Data records:
□ □ □
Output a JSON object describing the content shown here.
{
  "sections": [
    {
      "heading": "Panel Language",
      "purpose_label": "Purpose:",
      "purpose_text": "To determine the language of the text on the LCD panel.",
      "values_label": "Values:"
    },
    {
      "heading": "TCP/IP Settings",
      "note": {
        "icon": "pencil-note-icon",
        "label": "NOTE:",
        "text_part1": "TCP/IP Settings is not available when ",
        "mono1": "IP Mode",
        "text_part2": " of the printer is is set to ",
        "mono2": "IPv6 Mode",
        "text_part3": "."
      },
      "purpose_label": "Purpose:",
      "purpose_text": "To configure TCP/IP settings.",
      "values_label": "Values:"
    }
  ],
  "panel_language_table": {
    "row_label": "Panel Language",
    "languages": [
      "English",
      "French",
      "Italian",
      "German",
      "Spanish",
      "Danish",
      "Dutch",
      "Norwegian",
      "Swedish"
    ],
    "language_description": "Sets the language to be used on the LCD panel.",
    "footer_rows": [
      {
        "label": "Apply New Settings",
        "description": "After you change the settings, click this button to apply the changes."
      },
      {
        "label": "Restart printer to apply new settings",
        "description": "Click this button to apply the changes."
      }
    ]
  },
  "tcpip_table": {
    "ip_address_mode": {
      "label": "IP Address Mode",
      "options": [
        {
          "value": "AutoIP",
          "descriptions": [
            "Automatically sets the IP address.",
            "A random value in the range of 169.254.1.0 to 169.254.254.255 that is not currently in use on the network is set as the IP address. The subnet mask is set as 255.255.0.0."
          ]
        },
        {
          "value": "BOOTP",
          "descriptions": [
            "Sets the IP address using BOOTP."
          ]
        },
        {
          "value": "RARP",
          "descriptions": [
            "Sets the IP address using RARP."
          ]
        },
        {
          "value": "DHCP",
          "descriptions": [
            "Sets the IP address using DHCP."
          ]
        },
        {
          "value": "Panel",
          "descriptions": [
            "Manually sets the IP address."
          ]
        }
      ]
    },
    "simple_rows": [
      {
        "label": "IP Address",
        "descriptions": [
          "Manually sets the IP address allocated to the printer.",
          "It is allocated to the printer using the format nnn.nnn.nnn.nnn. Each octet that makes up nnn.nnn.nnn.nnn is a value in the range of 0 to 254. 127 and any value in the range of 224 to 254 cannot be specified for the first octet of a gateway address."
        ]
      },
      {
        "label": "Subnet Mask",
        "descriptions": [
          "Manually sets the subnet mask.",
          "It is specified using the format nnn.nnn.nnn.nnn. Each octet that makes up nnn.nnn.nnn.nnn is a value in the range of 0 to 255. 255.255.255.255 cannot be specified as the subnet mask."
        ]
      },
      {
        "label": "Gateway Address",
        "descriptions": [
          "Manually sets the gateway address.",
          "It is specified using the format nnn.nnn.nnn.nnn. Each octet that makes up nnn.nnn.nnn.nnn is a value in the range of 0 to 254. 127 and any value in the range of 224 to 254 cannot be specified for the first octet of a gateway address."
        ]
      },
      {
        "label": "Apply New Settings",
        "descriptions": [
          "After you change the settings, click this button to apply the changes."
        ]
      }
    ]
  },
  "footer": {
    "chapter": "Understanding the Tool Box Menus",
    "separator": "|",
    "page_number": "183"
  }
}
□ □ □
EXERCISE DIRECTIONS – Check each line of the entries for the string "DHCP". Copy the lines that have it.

RESPONSE TO THIS TASK –
          "value": "DHCP",
            "Sets the IP address using DHCP."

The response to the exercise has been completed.